-- Information supplied follows --

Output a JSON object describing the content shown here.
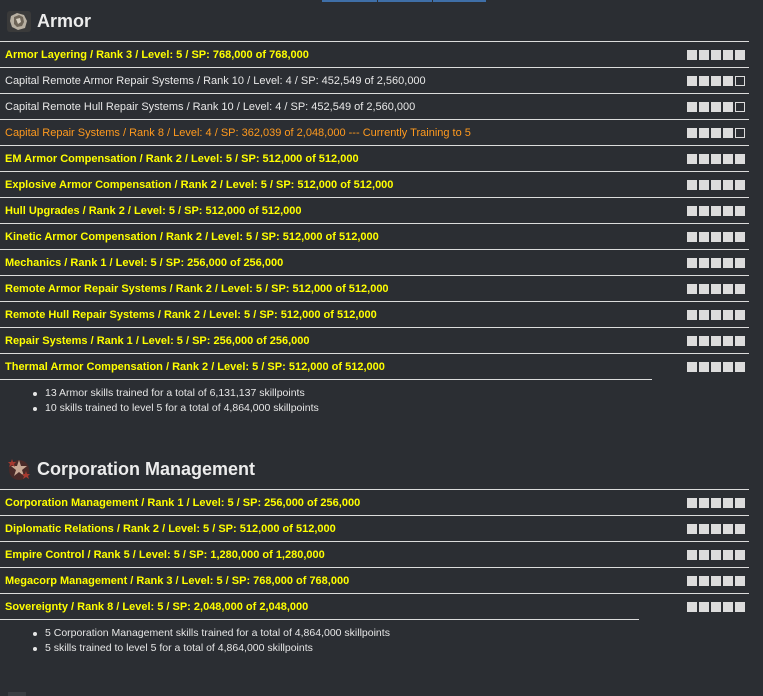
{
  "sections": [
    {
      "title": "Armor",
      "icon": "armor-icon",
      "rows": [
        {
          "text": "Armor Layering / Rank 3 / Level: 5 / SP: 768,000 of 768,000",
          "state": "complete",
          "level": 5
        },
        {
          "text": "Capital Remote Armor Repair Systems / Rank 10 / Level: 4 / SP: 452,549 of 2,560,000",
          "state": "partial",
          "level": 4
        },
        {
          "text": "Capital Remote Hull Repair Systems / Rank 10 / Level: 4 / SP: 452,549 of 2,560,000",
          "state": "partial",
          "level": 4
        },
        {
          "text": "Capital Repair Systems / Rank 8 / Level: 4 / SP: 362,039 of 2,048,000 --- Currently Training to 5",
          "state": "training",
          "level": 4
        },
        {
          "text": "EM Armor Compensation / Rank 2 / Level: 5 / SP: 512,000 of 512,000",
          "state": "complete",
          "level": 5
        },
        {
          "text": "Explosive Armor Compensation / Rank 2 / Level: 5 / SP: 512,000 of 512,000",
          "state": "complete",
          "level": 5
        },
        {
          "text": "Hull Upgrades / Rank 2 / Level: 5 / SP: 512,000 of 512,000",
          "state": "complete",
          "level": 5
        },
        {
          "text": "Kinetic Armor Compensation / Rank 2 / Level: 5 / SP: 512,000 of 512,000",
          "state": "complete",
          "level": 5
        },
        {
          "text": "Mechanics / Rank 1 / Level: 5 / SP: 256,000 of 256,000",
          "state": "complete",
          "level": 5
        },
        {
          "text": "Remote Armor Repair Systems / Rank 2 / Level: 5 / SP: 512,000 of 512,000",
          "state": "complete",
          "level": 5
        },
        {
          "text": "Remote Hull Repair Systems / Rank 2 / Level: 5 / SP: 512,000 of 512,000",
          "state": "complete",
          "level": 5
        },
        {
          "text": "Repair Systems / Rank 1 / Level: 5 / SP: 256,000 of 256,000",
          "state": "complete",
          "level": 5
        },
        {
          "text": "Thermal Armor Compensation / Rank 2 / Level: 5 / SP: 512,000 of 512,000",
          "state": "complete",
          "level": 5
        }
      ],
      "summary": [
        "13 Armor skills trained for a total of 6,131,137 skillpoints",
        "10 skills trained to level 5 for a total of 4,864,000 skillpoints"
      ]
    },
    {
      "title": "Corporation Management",
      "icon": "corporation-management-icon",
      "rows": [
        {
          "text": "Corporation Management / Rank 1 / Level: 5 / SP: 256,000 of 256,000",
          "state": "complete",
          "level": 5
        },
        {
          "text": "Diplomatic Relations / Rank 2 / Level: 5 / SP: 512,000 of 512,000",
          "state": "complete",
          "level": 5
        },
        {
          "text": "Empire Control / Rank 5 / Level: 5 / SP: 1,280,000 of 1,280,000",
          "state": "complete",
          "level": 5
        },
        {
          "text": "Megacorp Management / Rank 3 / Level: 5 / SP: 768,000 of 768,000",
          "state": "complete",
          "level": 5
        },
        {
          "text": "Sovereignty / Rank 8 / Level: 5 / SP: 2,048,000 of 2,048,000",
          "state": "complete",
          "level": 5
        }
      ],
      "summary": [
        "5 Corporation Management skills trained for a total of 4,864,000 skillpoints",
        "5 skills trained to level 5 for a total of 4,864,000 skillpoints"
      ]
    }
  ],
  "max_level": 5
}
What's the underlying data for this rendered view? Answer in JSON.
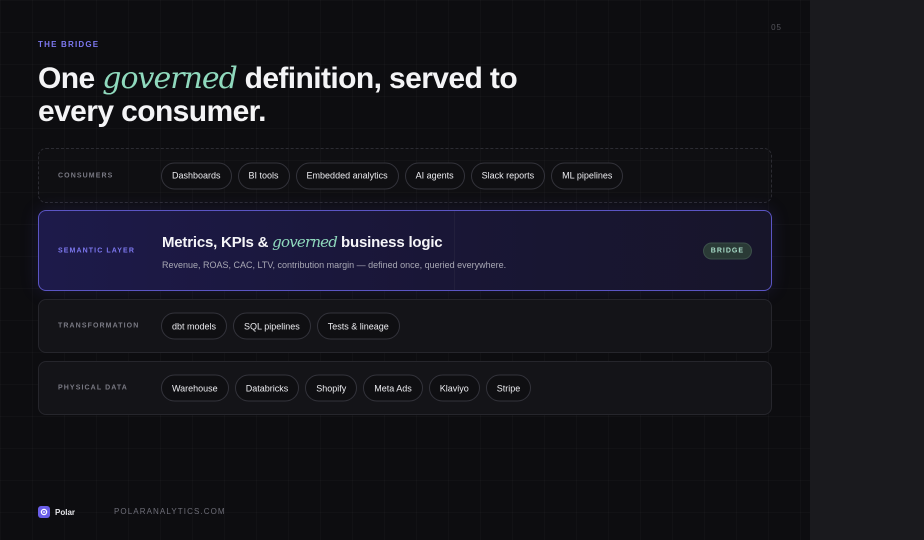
{
  "page": {
    "number": "05",
    "eyebrow": "THE BRIDGE",
    "headline": {
      "before": "One ",
      "accent": "governed",
      "after": " definition, served to every consumer."
    }
  },
  "layers": {
    "consumers": {
      "label": "CONSUMERS",
      "chips": [
        "Dashboards",
        "BI tools",
        "Embedded analytics",
        "AI agents",
        "Slack reports",
        "ML pipelines"
      ]
    },
    "semantic": {
      "label": "SEMANTIC LAYER",
      "title_before": "Metrics, KPIs & ",
      "title_accent": "governed",
      "title_after": " business logic",
      "description": "Revenue, ROAS, CAC, LTV, contribution margin — defined once, queried everywhere.",
      "badge": "BRIDGE"
    },
    "transformation": {
      "label": "TRANSFORMATION",
      "chips": [
        "dbt models",
        "SQL pipelines",
        "Tests & lineage"
      ]
    },
    "physical": {
      "label": "PHYSICAL DATA",
      "chips": [
        "Warehouse",
        "Databricks",
        "Shopify",
        "Meta Ads",
        "Klaviyo",
        "Stripe"
      ]
    }
  },
  "footer": {
    "brand": "Polar",
    "brand_icon": "polar-logo-icon",
    "url": "POLARANALYTICS.COM"
  },
  "colors": {
    "accent_purple": "#7d78f0",
    "accent_green": "#8fd9bd",
    "background": "#0d0d10"
  }
}
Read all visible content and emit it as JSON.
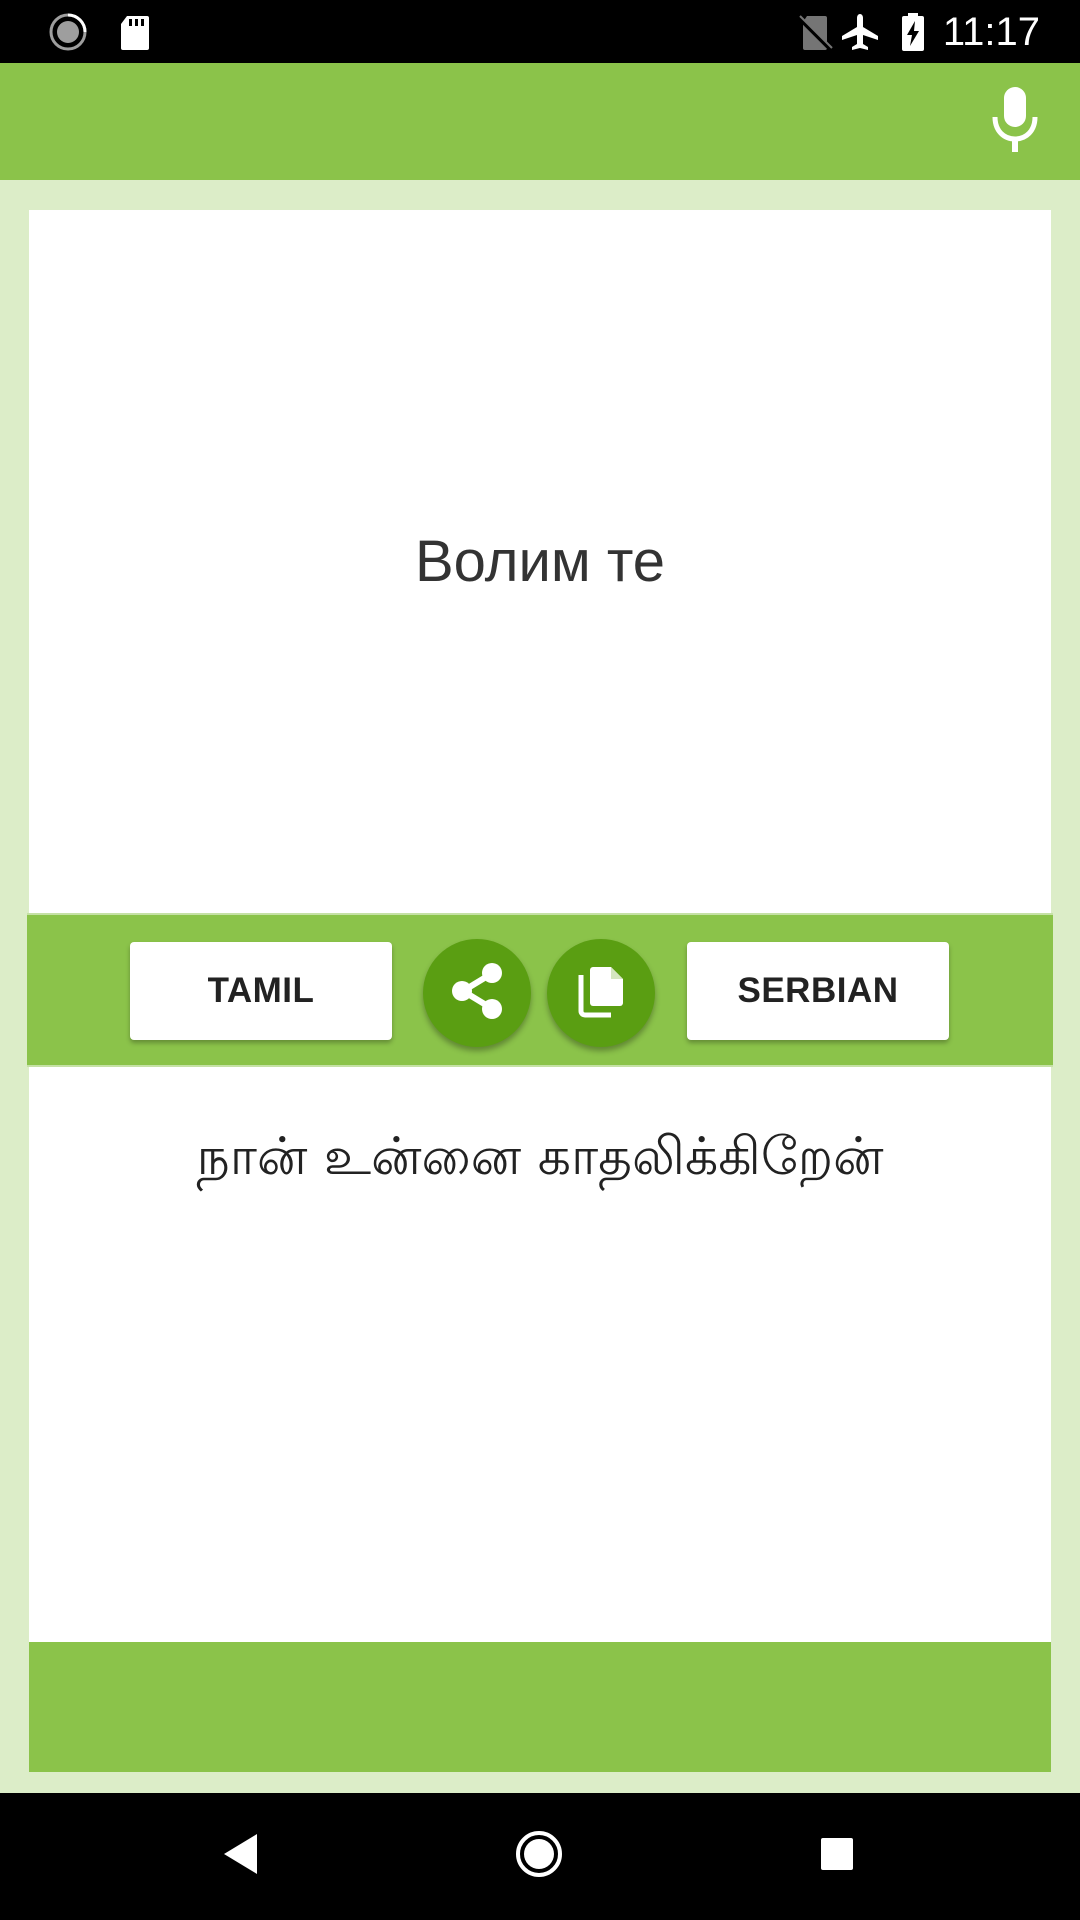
{
  "status_bar": {
    "time": "11:17",
    "left_icons": [
      "sync-icon",
      "sd-card-icon"
    ],
    "right_icons": [
      "no-sim-icon",
      "airplane-mode-icon",
      "battery-charging-icon"
    ]
  },
  "app_bar": {
    "mic_icon": "microphone-icon"
  },
  "source": {
    "text": "Волим те"
  },
  "controls": {
    "source_language": "TAMIL",
    "target_language": "SERBIAN",
    "share_icon": "share-icon",
    "copy_icon": "copy-icon"
  },
  "target": {
    "text": "நான் உன்னை காதலிக்கிறேன்"
  },
  "colors": {
    "primary": "#8bc34a",
    "primary_light": "#dcedc8",
    "action": "#5a9e12"
  },
  "nav_bar": {
    "back_icon": "back-icon",
    "home_icon": "home-icon",
    "recents_icon": "recents-icon"
  }
}
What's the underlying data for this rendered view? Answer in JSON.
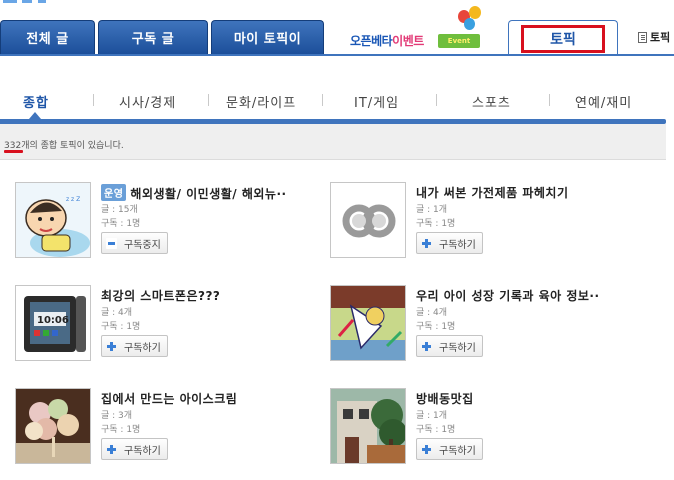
{
  "tabs": {
    "all_posts": "전체 글",
    "subscribed_posts": "구독 글",
    "my_topics": "마이 토픽이",
    "event": {
      "text_blue": "오픈베타",
      "text_pink": "이벤트",
      "ribbon": "Event"
    },
    "topic": "토픽",
    "right_cut": "토픽"
  },
  "subnav": {
    "items": [
      "종합",
      "시사/경제",
      "문화/라이프",
      "IT/게임",
      "스포츠",
      "연예/재미"
    ],
    "active_index": 0
  },
  "count": {
    "number": "332",
    "suffix": "개의 종합 토픽이 있습니다."
  },
  "topics": [
    {
      "badge": "운영",
      "title": "해외생활/ 이민생활/ 해외뉴··",
      "posts": "글 : 15개",
      "subscribers": "구독 : 1명",
      "button": "구독중지",
      "button_icon": "minus-icon",
      "thumb": "baby"
    },
    {
      "badge": "",
      "title": "내가 써본 가전제품 파헤치기",
      "posts": "글 : 1개",
      "subscribers": "구독 : 1명",
      "button": "구독하기",
      "button_icon": "plus-icon",
      "thumb": "default"
    },
    {
      "badge": "",
      "title": "최강의 스마트폰은???",
      "posts": "글 : 4개",
      "subscribers": "구독 : 1명",
      "button": "구독하기",
      "button_icon": "plus-icon",
      "thumb": "phone"
    },
    {
      "badge": "",
      "title": "우리 아이 성장 기록과 육아 정보··",
      "posts": "글 : 4개",
      "subscribers": "구독 : 1명",
      "button": "구독하기",
      "button_icon": "plus-icon",
      "thumb": "drawing"
    },
    {
      "badge": "",
      "title": "집에서 만드는 아이스크림",
      "posts": "글 : 3개",
      "subscribers": "구독 : 1명",
      "button": "구독하기",
      "button_icon": "plus-icon",
      "thumb": "icecream"
    },
    {
      "badge": "",
      "title": "방배동맛집",
      "posts": "글 : 1개",
      "subscribers": "구독 : 1명",
      "button": "구독하기",
      "button_icon": "plus-icon",
      "thumb": "house"
    }
  ],
  "colors": {
    "tab_blue": "#1c4f9a",
    "accent_red": "#d8101e",
    "link_blue": "#1f56a8",
    "badge_blue": "#6a9fd8"
  }
}
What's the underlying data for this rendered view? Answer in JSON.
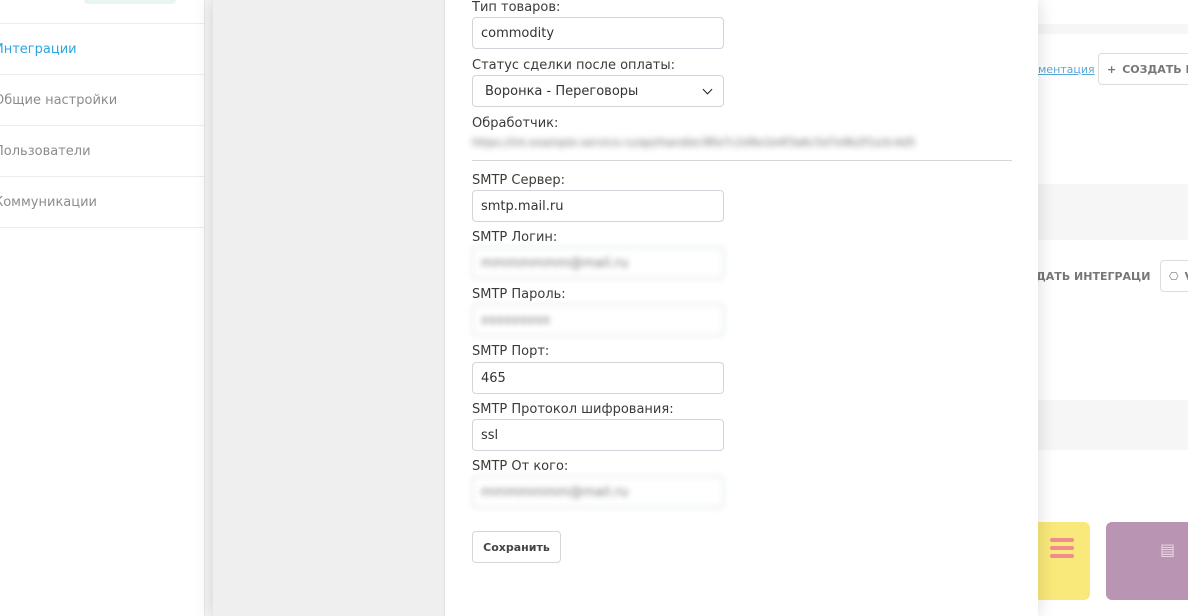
{
  "sidebar": {
    "items": [
      {
        "label": "Интеграции",
        "active": true
      },
      {
        "label": "Общие настройки",
        "active": false
      },
      {
        "label": "Пользователи",
        "active": false
      },
      {
        "label": "Коммуникации",
        "active": false
      }
    ]
  },
  "background": {
    "doc_link": "ментация",
    "create_button": "СОЗДАТЬ ИН",
    "create_integration_button": "ДАТЬ ИНТЕГРАЦИЮ",
    "small_button": "V"
  },
  "form": {
    "goods_type": {
      "label": "Тип товаров:",
      "value": "commodity"
    },
    "deal_status": {
      "label": "Статус сделки после оплаты:",
      "value": "Воронка - Переговоры"
    },
    "handler": {
      "label": "Обработчик:",
      "value": "https://int.example-service.ru/api/handler/8fa7c2d9e1b4f3a6c5d7e9b2f1a3c4d5"
    },
    "smtp_server": {
      "label": "SMTP Сервер:",
      "value": "smtp.mail.ru"
    },
    "smtp_login": {
      "label": "SMTP Логин:",
      "value": "mmmmmmm@mail.ru"
    },
    "smtp_password": {
      "label": "SMTP Пароль:",
      "value": "xxxxxxxxx"
    },
    "smtp_port": {
      "label": "SMTP Порт:",
      "value": "465"
    },
    "smtp_protocol": {
      "label": "SMTP Протокол шифрования:",
      "value": "ssl"
    },
    "smtp_from": {
      "label": "SMTP От кого:",
      "value": "mmmmmmm@mail.ru"
    },
    "save_label": "Сохранить"
  },
  "colors": {
    "accent": "#2aa6e0",
    "yellow_tile": "#f9e97a",
    "purple_tile": "#b995b3"
  }
}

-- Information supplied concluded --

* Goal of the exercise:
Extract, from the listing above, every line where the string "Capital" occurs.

* Answer to this problem:
          "text": "Capital Remote Armor Repair Systems / Rank 10 / Level: 4 / SP: 452,549 of 2,560,000",
          "text": "Capital Remote Hull Repair Systems / Rank 10 / Level: 4 / SP: 452,549 of 2,560,000",
          "text": "Capital Repair Systems / Rank 8 / Level: 4 / SP: 362,039 of 2,048,000 --- Currently Training to 5",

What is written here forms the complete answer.